It is hardly the end of the story. Other regions and various parties are meditating on taking the decree to court on the grounds that it is unconstitutional. Piedmont and Tuscany have already announced they will take action. But a legal battle will go on long after the elections with the risk that the elections be declared null by the constitutional court in at least the two regions.
Many citizens, well versed in the national art of dietrologia (the conviction that there is something hidden behind the events), believe that Berlusconi pushed the decree through to create the possibility that the elections could be nullified in the case he loses by a landslide. It appears more likely that Berlusconi reverts habitually to the inflammatory mode when in a difficult situation. According to Bruno Vespa, a TV reporter close to Berlusconi, he had menaced the President of the Republic Napolitano last Thursday in what Vespa characterizes as tantamount to the assassination of the Archduke at Sarajevo. Napolitano duly signed the decree. His actions and justifications have sharply polarized opinion. His reasons appear arbitrary, since the decree applies to but one party as if all the other parties excluded over the years were in the B series. Perhaps it would have been better had he not sought to justify himself. His remark today that a respectable democracy does not need courageous acts is unfortunate.
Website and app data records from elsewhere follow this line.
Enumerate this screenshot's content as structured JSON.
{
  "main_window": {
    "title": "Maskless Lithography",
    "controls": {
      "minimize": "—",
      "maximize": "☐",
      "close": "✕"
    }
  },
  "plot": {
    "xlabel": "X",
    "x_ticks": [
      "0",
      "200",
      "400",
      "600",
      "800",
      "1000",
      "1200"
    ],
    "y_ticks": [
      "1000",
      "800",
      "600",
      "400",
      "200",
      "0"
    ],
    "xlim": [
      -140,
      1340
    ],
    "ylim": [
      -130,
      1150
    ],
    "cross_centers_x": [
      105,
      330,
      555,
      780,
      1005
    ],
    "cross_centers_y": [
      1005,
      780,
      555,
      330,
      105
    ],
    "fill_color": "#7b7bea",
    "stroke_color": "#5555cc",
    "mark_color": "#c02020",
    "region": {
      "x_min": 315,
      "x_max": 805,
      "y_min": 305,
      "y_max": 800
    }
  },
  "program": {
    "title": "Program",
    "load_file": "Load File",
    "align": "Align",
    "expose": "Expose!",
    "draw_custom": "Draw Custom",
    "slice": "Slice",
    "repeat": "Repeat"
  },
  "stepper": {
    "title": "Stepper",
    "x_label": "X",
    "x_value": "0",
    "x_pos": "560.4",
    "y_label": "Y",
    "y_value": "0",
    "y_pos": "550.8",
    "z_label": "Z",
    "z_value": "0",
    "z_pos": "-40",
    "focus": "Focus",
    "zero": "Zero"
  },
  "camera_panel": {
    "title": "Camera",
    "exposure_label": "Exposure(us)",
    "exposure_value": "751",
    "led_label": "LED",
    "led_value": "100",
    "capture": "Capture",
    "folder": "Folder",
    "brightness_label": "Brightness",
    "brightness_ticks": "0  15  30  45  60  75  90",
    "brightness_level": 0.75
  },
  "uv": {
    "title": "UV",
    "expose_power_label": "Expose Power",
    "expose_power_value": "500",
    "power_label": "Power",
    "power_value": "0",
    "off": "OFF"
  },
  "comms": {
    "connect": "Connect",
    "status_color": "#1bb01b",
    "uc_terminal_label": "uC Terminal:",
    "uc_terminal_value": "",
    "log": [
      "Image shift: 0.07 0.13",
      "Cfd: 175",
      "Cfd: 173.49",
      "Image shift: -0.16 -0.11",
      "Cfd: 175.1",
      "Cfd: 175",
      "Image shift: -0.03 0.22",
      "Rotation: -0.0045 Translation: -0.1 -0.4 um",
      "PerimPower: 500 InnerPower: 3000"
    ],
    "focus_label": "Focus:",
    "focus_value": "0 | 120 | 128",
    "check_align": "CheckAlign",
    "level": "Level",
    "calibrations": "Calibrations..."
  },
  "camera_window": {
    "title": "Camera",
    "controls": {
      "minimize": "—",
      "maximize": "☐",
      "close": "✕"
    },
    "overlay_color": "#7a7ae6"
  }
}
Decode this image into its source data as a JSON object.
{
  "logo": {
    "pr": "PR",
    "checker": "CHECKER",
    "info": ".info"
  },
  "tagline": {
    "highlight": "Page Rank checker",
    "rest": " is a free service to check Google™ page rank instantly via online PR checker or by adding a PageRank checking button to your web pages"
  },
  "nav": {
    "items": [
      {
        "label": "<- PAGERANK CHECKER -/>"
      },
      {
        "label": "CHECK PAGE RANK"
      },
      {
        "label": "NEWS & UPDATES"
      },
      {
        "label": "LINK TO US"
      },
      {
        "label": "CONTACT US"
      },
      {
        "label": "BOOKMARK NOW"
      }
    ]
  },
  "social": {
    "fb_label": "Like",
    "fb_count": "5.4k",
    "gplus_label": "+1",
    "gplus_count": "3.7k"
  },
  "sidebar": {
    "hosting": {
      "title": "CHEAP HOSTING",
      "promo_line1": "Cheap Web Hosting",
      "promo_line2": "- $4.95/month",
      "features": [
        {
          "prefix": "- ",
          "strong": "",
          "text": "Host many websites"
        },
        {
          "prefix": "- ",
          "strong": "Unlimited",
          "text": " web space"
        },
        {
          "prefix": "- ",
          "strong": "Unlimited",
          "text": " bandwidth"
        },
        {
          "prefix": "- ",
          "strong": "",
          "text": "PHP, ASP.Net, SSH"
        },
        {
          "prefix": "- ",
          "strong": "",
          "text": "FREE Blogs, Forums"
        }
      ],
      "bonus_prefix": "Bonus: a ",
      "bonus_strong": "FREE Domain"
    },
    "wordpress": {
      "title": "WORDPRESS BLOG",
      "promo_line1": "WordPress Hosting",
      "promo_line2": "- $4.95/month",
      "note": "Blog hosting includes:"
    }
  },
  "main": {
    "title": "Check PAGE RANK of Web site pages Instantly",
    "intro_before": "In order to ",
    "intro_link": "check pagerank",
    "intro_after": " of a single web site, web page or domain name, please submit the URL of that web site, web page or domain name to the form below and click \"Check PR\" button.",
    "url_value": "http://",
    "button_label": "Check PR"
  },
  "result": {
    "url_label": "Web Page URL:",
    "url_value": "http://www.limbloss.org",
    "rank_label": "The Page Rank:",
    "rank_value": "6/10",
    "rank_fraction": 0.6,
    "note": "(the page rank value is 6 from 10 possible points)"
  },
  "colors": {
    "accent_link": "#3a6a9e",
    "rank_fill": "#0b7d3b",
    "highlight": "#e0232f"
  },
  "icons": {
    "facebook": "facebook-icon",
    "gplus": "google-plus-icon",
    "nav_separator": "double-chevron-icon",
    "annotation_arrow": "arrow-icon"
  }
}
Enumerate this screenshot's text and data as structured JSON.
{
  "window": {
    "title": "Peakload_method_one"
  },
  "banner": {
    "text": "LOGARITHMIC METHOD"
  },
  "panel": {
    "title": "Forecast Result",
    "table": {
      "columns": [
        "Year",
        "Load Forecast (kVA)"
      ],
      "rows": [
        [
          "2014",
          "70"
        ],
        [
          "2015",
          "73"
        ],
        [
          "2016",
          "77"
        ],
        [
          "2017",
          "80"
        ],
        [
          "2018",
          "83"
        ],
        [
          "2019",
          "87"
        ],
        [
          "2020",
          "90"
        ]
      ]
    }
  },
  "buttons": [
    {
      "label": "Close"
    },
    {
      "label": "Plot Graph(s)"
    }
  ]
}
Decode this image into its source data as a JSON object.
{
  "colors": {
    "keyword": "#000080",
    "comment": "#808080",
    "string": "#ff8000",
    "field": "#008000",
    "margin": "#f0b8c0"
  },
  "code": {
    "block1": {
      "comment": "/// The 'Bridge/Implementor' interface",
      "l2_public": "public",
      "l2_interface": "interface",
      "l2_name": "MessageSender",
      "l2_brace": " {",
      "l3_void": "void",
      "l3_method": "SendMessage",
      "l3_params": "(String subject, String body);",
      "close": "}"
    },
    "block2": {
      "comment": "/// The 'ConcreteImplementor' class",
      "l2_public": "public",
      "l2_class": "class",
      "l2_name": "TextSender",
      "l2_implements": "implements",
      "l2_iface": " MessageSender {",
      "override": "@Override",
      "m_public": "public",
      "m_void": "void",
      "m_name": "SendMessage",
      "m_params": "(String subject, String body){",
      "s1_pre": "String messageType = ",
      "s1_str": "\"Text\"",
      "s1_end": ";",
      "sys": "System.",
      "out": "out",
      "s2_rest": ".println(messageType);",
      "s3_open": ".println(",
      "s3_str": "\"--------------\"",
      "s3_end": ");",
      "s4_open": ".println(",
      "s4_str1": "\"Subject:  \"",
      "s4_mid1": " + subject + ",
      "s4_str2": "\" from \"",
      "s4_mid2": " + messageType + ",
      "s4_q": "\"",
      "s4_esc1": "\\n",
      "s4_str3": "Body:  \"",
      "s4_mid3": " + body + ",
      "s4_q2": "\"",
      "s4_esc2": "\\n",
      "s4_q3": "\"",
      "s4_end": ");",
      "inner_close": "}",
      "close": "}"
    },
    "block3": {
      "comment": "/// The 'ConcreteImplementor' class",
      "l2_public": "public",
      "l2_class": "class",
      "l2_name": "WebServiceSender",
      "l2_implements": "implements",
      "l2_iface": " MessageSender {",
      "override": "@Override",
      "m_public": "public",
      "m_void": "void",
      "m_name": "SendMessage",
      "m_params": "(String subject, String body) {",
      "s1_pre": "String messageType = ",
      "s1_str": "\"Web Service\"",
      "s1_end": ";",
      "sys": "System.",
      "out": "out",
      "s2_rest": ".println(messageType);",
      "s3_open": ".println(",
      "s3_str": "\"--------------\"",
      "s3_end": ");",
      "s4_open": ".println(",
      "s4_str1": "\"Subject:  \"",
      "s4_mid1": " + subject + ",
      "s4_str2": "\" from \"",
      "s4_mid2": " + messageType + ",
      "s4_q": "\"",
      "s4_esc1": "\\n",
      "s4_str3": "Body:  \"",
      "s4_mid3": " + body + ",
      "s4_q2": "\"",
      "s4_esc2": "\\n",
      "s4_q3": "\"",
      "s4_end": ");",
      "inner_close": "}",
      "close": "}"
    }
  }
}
The corruption scandals continue to take their toll on Berlusconi's popularity. His closest advisors are under investigation and daily revelations of their conversations depict a sordid gelatinous clique of thieves, as they jokingly define themselves. A single exchange was enough to throw off Berlusconi's ill-conceived plans to put Civil Protection above and beyond accountability: As the earthquake hit Aquila, the clique was laughing with joy at how much they would cash in on the upcoming reconstruction racket. Bertolaso was calling numbers within hours. Berlusconi hasn't dared to return to his week-end jaunts in Aquila since. For the past four weeks, the citizens of Aquila have broken through police barriers with wheel barrels to cart away the rubble left a year in the centre of the city. Berlusconi's exalted idea was to build 19 satellite towns outside the city and flooded the news with his Truman Show crackerjack houses replete with megaplasma screens. The people of Aquila want their city back.
The local RAI station has protested against the false coverage in the national news. Their reportage is systematically trashed wherever it contradicts the Berlusconi fairy tale. Although Berlusconi has abolished in depth news programs until after the elections, people are getting the story. Certainly Berlusconi continues to be inventive. On Sunday he interrupted one of the country's most popular sports programs to broadcast a political speech. A captured audience with other matters on their minds- delaying a report on Palermo's victory may not have pleased spectators.